◆ Data shown ◆
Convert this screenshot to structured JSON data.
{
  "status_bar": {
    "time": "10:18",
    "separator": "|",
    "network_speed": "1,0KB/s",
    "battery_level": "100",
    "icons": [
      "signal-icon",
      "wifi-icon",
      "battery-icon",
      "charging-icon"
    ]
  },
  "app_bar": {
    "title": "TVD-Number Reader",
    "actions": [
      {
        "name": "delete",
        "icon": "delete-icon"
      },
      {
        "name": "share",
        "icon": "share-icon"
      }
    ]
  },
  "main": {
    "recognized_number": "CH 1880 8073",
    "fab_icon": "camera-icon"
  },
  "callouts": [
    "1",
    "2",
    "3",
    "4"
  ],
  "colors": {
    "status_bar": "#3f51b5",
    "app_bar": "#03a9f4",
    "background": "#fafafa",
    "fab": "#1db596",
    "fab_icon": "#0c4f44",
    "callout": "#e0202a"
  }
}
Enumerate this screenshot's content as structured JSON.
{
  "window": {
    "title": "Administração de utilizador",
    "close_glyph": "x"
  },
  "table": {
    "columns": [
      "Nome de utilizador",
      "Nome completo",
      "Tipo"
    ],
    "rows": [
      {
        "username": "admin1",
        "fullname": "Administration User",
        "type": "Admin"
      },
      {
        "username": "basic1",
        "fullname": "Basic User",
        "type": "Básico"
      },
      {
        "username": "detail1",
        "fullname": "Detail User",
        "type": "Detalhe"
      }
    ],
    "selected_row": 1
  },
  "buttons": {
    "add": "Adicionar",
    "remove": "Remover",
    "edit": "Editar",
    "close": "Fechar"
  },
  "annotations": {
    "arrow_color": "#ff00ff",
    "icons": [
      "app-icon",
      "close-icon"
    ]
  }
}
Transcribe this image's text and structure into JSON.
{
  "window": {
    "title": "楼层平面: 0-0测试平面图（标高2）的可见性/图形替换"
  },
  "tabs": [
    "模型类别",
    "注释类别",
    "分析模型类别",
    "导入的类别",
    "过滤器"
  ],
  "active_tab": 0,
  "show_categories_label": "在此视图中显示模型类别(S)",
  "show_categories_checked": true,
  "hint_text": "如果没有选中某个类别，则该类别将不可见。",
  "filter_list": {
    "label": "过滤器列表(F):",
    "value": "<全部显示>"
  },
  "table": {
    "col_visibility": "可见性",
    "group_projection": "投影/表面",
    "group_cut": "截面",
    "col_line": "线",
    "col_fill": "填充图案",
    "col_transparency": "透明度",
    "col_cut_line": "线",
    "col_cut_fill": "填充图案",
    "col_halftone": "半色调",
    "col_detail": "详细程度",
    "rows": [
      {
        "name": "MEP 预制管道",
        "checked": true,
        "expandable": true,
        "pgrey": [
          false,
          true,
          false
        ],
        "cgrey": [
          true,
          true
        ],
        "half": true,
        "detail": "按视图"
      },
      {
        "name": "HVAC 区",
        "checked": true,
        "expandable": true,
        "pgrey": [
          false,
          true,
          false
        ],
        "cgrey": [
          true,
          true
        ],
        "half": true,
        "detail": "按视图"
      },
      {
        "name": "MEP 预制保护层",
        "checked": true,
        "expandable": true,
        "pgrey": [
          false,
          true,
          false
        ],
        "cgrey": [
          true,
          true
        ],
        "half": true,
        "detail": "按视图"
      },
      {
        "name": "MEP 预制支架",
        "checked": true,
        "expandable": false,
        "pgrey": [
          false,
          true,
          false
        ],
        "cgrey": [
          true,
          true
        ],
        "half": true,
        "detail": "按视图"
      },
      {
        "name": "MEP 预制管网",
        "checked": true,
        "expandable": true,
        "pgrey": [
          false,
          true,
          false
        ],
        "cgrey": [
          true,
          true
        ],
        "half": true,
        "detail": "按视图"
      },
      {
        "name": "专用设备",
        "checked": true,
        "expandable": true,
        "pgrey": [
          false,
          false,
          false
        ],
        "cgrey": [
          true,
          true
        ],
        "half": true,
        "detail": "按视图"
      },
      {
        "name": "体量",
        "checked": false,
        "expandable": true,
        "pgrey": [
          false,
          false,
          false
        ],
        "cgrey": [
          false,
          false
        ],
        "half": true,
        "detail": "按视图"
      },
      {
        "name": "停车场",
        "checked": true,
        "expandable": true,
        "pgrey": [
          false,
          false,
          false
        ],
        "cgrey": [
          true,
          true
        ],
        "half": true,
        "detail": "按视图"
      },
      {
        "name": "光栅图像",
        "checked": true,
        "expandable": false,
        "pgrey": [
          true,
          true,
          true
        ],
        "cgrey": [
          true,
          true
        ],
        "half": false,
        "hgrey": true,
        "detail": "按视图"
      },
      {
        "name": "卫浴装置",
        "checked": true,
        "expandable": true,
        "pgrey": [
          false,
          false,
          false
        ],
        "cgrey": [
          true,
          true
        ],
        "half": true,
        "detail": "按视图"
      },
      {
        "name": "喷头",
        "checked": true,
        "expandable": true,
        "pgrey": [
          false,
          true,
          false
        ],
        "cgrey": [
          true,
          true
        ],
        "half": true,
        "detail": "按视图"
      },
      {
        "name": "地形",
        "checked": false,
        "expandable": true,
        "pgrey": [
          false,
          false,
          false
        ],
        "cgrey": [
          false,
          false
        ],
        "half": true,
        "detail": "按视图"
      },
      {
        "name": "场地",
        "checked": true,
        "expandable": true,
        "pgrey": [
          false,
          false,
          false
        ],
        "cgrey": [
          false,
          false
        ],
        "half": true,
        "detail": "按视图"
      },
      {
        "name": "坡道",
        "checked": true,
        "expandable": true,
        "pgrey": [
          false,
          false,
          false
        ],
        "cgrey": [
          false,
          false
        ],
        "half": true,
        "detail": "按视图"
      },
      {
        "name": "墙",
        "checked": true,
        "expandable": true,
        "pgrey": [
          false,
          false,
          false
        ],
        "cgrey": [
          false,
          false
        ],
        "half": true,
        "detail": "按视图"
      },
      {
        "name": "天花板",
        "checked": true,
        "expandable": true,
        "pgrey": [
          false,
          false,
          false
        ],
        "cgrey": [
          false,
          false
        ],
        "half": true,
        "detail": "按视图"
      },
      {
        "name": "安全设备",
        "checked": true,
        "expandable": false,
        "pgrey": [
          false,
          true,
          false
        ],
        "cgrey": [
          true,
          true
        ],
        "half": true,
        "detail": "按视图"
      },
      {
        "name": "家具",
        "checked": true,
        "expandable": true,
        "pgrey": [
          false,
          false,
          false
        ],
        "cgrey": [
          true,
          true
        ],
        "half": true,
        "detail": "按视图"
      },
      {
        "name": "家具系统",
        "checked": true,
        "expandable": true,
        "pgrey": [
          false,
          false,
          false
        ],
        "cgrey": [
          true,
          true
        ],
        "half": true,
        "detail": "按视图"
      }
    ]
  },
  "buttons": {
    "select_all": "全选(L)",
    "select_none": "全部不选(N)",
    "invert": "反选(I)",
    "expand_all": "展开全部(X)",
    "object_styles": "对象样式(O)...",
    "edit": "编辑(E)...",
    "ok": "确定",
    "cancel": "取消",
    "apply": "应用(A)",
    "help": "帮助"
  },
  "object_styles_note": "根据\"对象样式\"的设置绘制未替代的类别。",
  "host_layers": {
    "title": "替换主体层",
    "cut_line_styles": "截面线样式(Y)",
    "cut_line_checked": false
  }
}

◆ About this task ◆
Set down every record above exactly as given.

◆ Task output ◆
Convert this screenshot to structured JSON data.
{
  "status_bar": {
    "time": "10:18",
    "separator": "|",
    "network_speed": "1,0KB/s",
    "battery_level": "100",
    "icons": [
      "signal-icon",
      "wifi-icon",
      "battery-icon",
      "charging-icon"
    ]
  },
  "app_bar": {
    "title": "TVD-Number Reader",
    "actions": [
      {
        "name": "delete",
        "icon": "delete-icon"
      },
      {
        "name": "share",
        "icon": "share-icon"
      }
    ]
  },
  "main": {
    "recognized_number": "CH 1880 8073",
    "fab_icon": "camera-icon"
  },
  "callouts": [
    "1",
    "2",
    "3",
    "4"
  ],
  "colors": {
    "status_bar": "#3f51b5",
    "app_bar": "#03a9f4",
    "background": "#fafafa",
    "fab": "#1db596",
    "fab_icon": "#0c4f44",
    "callout": "#e0202a"
  }
}
Enumerate this screenshot's content as structured JSON.
{
  "window": {
    "title": "Administração de utilizador",
    "close_glyph": "x"
  },
  "table": {
    "columns": [
      "Nome de utilizador",
      "Nome completo",
      "Tipo"
    ],
    "rows": [
      {
        "username": "admin1",
        "fullname": "Administration User",
        "type": "Admin"
      },
      {
        "username": "basic1",
        "fullname": "Basic User",
        "type": "Básico"
      },
      {
        "username": "detail1",
        "fullname": "Detail User",
        "type": "Detalhe"
      }
    ],
    "selected_row": 1
  },
  "buttons": {
    "add": "Adicionar",
    "remove": "Remover",
    "edit": "Editar",
    "close": "Fechar"
  },
  "annotations": {
    "arrow_color": "#ff00ff",
    "icons": [
      "app-icon",
      "close-icon"
    ]
  }
}
Transcribe this image's text and structure into JSON.
{
  "window": {
    "title": "楼层平面: 0-0测试平面图（标高2）的可见性/图形替换"
  },
  "tabs": [
    "模型类别",
    "注释类别",
    "分析模型类别",
    "导入的类别",
    "过滤器"
  ],
  "active_tab": 0,
  "show_categories_label": "在此视图中显示模型类别(S)",
  "show_categories_checked": true,
  "hint_text": "如果没有选中某个类别，则该类别将不可见。",
  "filter_list": {
    "label": "过滤器列表(F):",
    "value": "<全部显示>"
  },
  "table": {
    "col_visibility": "可见性",
    "group_projection": "投影/表面",
    "group_cut": "截面",
    "col_line": "线",
    "col_fill": "填充图案",
    "col_transparency": "透明度",
    "col_cut_line": "线",
    "col_cut_fill": "填充图案",
    "col_halftone": "半色调",
    "col_detail": "详细程度",
    "rows": [
      {
        "name": "MEP 预制管道",
        "checked": true,
        "expandable": true,
        "pgrey": [
          false,
          true,
          false
        ],
        "cgrey": [
          true,
          true
        ],
        "half": true,
        "detail": "按视图"
      },
      {
        "name": "HVAC 区",
        "checked": true,
        "expandable": true,
        "pgrey": [
          false,
          true,
          false
        ],
        "cgrey": [
          true,
          true
        ],
        "half": true,
        "detail": "按视图"
      },
      {
        "name": "MEP 预制保护层",
        "checked": true,
        "expandable": true,
        "pgrey": [
          false,
          true,
          false
        ],
        "cgrey": [
          true,
          true
        ],
        "half": true,
        "detail": "按视图"
      },
      {
        "name": "MEP 预制支架",
        "checked": true,
        "expandable": false,
        "pgrey": [
          false,
          true,
          false
        ],
        "cgrey": [
          true,
          true
        ],
        "half": true,
        "detail": "按视图"
      },
      {
        "name": "MEP 预制管网",
        "checked": true,
        "expandable": true,
        "pgrey": [
          false,
          true,
          false
        ],
        "cgrey": [
          true,
          true
        ],
        "half": true,
        "detail": "按视图"
      },
      {
        "name": "专用设备",
        "checked": true,
        "expandable": true,
        "pgrey": [
          false,
          false,
          false
        ],
        "cgrey": [
          true,
          true
        ],
        "half": true,
        "detail": "按视图"
      },
      {
        "name": "体量",
        "checked": false,
        "expandable": true,
        "pgrey": [
          false,
          false,
          false
        ],
        "cgrey": [
          false,
          false
        ],
        "half": true,
        "detail": "按视图"
      },
      {
        "name": "停车场",
        "checked": true,
        "expandable": true,
        "pgrey": [
          false,
          false,
          false
        ],
        "cgrey": [
          true,
          true
        ],
        "half": true,
        "detail": "按视图"
      },
      {
        "name": "光栅图像",
        "checked": true,
        "expandable": false,
        "pgrey": [
          true,
          true,
          true
        ],
        "cgrey": [
          true,
          true
        ],
        "half": false,
        "hgrey": true,
        "detail": "按视图"
      },
      {
        "name": "卫浴装置",
        "checked": true,
        "expandable": true,
        "pgrey": [
          false,
          false,
          false
        ],
        "cgrey": [
          true,
          true
        ],
        "half": true,
        "detail": "按视图"
      },
      {
        "name": "喷头",
        "checked": true,
        "expandable": true,
        "pgrey": [
          false,
          true,
          false
        ],
        "cgrey": [
          true,
          true
        ],
        "half": true,
        "detail": "按视图"
      },
      {
        "name": "地形",
        "checked": false,
        "expandable": true,
        "pgrey": [
          false,
          false,
          false
        ],
        "cgrey": [
          false,
          false
        ],
        "half": true,
        "detail": "按视图"
      },
      {
        "name": "场地",
        "checked": true,
        "expandable": true,
        "pgrey": [
          false,
          false,
          false
        ],
        "cgrey": [
          false,
          false
        ],
        "half": true,
        "detail": "按视图"
      },
      {
        "name": "坡道",
        "checked": true,
        "expandable": true,
        "pgrey": [
          false,
          false,
          false
        ],
        "cgrey": [
          false,
          false
        ],
        "half": true,
        "detail": "按视图"
      },
      {
        "name": "墙",
        "checked": true,
        "expandable": true,
        "pgrey": [
          false,
          false,
          false
        ],
        "cgrey": [
          false,
          false
        ],
        "half": true,
        "detail": "按视图"
      },
      {
        "name": "天花板",
        "checked": true,
        "expandable": true,
        "pgrey": [
          false,
          false,
          false
        ],
        "cgrey": [
          false,
          false
        ],
        "half": true,
        "detail": "按视图"
      },
      {
        "name": "安全设备",
        "checked": true,
        "expandable": false,
        "pgrey": [
          false,
          true,
          false
        ],
        "cgrey": [
          true,
          true
        ],
        "half": true,
        "detail": "按视图"
      },
      {
        "name": "家具",
        "checked": true,
        "expandable": true,
        "pgrey": [
          false,
          false,
          false
        ],
        "cgrey": [
          true,
          true
        ],
        "half": true,
        "detail": "按视图"
      },
      {
        "name": "家具系统",
        "checked": true,
        "expandable": true,
        "pgrey": [
          false,
          false,
          false
        ],
        "cgrey": [
          true,
          true
        ],
        "half": true,
        "detail": "按视图"
      }
    ]
  },
  "buttons": {
    "select_all": "全选(L)",
    "select_none": "全部不选(N)",
    "invert": "反选(I)",
    "expand_all": "展开全部(X)",
    "object_styles": "对象样式(O)...",
    "edit": "编辑(E)...",
    "ok": "确定",
    "cancel": "取消",
    "apply": "应用(A)",
    "help": "帮助"
  },
  "object_styles_note": "根据\"对象样式\"的设置绘制未替代的类别。",
  "host_layers": {
    "title": "替换主体层",
    "cut_line_styles": "截面线样式(Y)",
    "cut_line_checked": false
  }
}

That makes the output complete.